Energy: A Global Market, a Domestic Need

By January 9, 2007Energy

The latest news from South America features familiar and depressing stories about Venezuela’s caudillo, Hugo Chavez, destroying more of the country’s productive wealth by nationalizing the telecommunications industry and electric utilities. And he sent a threatening message to foreign oil companies:

International companies have the control of the upgrading of heavy crude. No! This should pass to be property of the state.

Not that socialism — and concommitant draining of oil revenues to serve populist ends — has served Venezuela’s oil industry well. Investment has plunged and productivity faltered.

The consequences may damage the U.S. economy, according to this June 2006 GAO report on energy security (.pdf file):

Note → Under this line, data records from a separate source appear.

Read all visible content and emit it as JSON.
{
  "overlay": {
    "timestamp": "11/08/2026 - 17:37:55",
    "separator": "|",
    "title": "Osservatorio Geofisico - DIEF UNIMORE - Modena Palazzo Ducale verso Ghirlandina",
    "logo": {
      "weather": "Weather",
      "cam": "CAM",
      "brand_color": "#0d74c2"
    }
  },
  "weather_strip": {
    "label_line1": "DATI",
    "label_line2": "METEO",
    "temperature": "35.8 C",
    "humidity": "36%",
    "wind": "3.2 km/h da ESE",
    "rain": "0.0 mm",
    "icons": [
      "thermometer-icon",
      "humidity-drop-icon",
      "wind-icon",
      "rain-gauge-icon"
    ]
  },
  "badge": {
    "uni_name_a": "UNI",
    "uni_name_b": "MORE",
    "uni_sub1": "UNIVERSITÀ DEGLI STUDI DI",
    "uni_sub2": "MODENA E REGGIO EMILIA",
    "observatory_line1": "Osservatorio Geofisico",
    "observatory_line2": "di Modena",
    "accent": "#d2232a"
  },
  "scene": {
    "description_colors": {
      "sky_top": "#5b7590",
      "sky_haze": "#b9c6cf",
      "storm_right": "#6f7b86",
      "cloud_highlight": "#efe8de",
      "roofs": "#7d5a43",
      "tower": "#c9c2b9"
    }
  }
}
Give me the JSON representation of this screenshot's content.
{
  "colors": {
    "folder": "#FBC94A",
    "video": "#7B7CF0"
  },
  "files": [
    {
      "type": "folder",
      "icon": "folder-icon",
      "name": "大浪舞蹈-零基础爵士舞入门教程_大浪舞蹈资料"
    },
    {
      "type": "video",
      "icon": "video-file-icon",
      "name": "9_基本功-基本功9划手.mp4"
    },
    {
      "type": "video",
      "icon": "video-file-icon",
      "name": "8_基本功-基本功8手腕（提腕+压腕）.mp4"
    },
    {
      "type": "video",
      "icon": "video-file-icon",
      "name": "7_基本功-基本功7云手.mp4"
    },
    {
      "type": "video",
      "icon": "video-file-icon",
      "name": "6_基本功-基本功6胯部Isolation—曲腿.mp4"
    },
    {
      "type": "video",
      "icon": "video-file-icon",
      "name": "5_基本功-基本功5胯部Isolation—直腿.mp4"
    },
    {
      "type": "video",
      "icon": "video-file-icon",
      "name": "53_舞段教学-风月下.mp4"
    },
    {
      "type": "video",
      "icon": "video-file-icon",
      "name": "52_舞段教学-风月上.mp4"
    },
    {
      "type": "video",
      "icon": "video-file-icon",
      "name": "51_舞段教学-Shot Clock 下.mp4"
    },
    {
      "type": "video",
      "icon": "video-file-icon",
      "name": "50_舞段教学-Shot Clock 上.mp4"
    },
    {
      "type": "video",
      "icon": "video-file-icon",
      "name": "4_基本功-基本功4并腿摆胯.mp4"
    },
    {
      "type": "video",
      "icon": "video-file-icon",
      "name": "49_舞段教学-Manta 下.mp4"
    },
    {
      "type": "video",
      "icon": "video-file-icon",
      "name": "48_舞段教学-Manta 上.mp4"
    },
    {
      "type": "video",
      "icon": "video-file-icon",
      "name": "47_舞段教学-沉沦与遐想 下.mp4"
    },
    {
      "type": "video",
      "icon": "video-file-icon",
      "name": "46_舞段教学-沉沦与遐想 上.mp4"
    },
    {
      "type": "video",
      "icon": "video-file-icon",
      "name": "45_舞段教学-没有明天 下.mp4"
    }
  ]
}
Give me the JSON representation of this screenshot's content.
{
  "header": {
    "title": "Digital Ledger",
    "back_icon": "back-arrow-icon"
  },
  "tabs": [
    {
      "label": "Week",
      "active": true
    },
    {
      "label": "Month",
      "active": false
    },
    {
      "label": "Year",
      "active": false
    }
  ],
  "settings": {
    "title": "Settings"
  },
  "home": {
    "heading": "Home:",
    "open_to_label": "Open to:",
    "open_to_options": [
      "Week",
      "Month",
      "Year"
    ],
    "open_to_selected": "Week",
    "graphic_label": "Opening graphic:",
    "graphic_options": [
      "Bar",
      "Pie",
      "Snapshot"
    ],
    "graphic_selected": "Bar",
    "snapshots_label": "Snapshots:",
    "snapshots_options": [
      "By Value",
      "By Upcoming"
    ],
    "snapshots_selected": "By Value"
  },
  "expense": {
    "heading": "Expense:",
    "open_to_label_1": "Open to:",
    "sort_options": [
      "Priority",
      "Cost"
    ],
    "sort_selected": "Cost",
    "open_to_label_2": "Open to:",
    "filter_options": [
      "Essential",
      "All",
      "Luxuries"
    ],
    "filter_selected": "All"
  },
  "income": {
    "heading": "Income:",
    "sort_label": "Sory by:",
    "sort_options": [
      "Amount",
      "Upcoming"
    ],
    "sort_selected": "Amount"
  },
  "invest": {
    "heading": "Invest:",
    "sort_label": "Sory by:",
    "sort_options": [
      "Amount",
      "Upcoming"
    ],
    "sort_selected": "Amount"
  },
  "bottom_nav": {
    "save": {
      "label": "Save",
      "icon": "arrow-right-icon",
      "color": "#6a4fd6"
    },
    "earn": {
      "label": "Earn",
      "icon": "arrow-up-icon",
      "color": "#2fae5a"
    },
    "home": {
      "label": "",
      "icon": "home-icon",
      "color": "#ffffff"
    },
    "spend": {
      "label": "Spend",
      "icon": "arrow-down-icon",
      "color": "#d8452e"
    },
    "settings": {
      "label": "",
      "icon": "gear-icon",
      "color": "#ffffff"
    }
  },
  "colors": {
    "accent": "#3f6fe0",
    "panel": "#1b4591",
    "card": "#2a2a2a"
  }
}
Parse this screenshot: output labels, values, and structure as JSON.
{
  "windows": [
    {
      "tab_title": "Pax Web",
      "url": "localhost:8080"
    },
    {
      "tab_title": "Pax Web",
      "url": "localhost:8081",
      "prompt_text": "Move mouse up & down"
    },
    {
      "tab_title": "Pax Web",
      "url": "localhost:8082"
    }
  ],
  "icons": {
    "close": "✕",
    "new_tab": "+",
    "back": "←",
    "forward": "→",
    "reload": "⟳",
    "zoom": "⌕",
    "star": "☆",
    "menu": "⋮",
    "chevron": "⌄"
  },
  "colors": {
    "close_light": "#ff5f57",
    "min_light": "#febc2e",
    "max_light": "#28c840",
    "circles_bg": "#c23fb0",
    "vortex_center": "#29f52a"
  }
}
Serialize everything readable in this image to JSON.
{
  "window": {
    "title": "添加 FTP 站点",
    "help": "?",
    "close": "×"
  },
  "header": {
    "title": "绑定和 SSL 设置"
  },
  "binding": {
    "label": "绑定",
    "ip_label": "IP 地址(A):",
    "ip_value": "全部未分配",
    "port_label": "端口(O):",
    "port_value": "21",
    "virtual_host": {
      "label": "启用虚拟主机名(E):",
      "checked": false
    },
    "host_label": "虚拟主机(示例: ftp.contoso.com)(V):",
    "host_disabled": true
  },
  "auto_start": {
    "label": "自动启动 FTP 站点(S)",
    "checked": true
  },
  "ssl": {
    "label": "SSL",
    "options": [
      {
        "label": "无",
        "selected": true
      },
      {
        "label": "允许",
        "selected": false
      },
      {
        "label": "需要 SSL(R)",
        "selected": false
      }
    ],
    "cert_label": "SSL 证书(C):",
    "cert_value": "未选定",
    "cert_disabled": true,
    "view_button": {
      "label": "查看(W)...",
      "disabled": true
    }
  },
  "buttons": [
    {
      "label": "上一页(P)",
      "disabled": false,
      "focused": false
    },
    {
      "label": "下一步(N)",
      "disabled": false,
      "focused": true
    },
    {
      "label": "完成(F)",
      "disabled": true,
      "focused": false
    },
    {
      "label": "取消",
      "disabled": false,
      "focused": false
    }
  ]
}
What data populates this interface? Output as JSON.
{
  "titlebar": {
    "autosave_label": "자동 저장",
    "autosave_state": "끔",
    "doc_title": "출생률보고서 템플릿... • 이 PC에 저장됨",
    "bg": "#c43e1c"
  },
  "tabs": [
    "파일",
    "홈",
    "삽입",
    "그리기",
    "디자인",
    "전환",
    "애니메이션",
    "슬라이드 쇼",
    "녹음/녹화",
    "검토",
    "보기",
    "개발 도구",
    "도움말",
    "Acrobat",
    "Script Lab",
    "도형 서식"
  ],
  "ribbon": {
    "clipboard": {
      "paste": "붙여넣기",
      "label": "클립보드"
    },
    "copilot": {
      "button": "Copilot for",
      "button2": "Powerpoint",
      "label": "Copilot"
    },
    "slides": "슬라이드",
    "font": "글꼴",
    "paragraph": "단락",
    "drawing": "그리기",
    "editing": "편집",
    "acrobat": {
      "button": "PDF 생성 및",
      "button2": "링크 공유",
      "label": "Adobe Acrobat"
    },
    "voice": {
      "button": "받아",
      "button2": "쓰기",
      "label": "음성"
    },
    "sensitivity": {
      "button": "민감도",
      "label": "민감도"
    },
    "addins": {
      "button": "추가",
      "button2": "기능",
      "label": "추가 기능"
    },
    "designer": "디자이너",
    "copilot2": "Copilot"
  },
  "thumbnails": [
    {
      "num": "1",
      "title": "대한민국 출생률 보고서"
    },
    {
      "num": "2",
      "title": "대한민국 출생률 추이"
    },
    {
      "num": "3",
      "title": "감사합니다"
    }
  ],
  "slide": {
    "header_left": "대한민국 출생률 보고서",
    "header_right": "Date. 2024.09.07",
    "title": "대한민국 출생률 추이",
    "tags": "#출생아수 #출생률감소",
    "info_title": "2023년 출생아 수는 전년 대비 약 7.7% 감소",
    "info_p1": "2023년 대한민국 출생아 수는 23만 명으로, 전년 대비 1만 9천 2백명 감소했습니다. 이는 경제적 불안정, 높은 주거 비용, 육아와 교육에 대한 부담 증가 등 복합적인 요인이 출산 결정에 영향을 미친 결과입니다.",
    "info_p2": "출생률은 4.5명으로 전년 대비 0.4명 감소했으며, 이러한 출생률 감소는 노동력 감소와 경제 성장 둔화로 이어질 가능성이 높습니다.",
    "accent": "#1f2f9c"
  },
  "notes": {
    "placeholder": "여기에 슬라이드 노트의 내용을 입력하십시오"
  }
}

(Long-term) reductions in Venezuela’s oil production and exports are a concern for U.S. energy security, especially in light of current tight supply and demand conditions in the world oil market. If Venezuela fails to maintain or expand its current level of production, the world oil market may become even tighter than it is now, putting further pressure on both the level and volatility of energy prices.

Venezuela is one of several major oil-producing countries where corruption, incompetence and lack of investment may cripple the flow of petroleum from government-run companies. Foremost among them are Mexico and Russia, with Nigeria and other African nations in the running, notes Ronald Bailey in this illuminating piece on the Reason Magazine website.

We hear a lot from the new Congress about achieving “energy independence,” but the rhetoric seems too often divorced for international reality and market forces. In the real world, corrupt, power-hungry and inefficient state monopolies are threatening the supply of oil, a global commodity. In that real world, singling out the U.S. oil industry for punitive tax treatment and blocking further energy development on government lands makes no sense at all — economically OR politically.

Or, as the Detroit News put it, cutting to the chase: “Special tax breaks to encourage oil and gas exploration are also in the Democrats’ sights. We know where this will lead — less exploration, tighter supplies and higher prices for consumers.”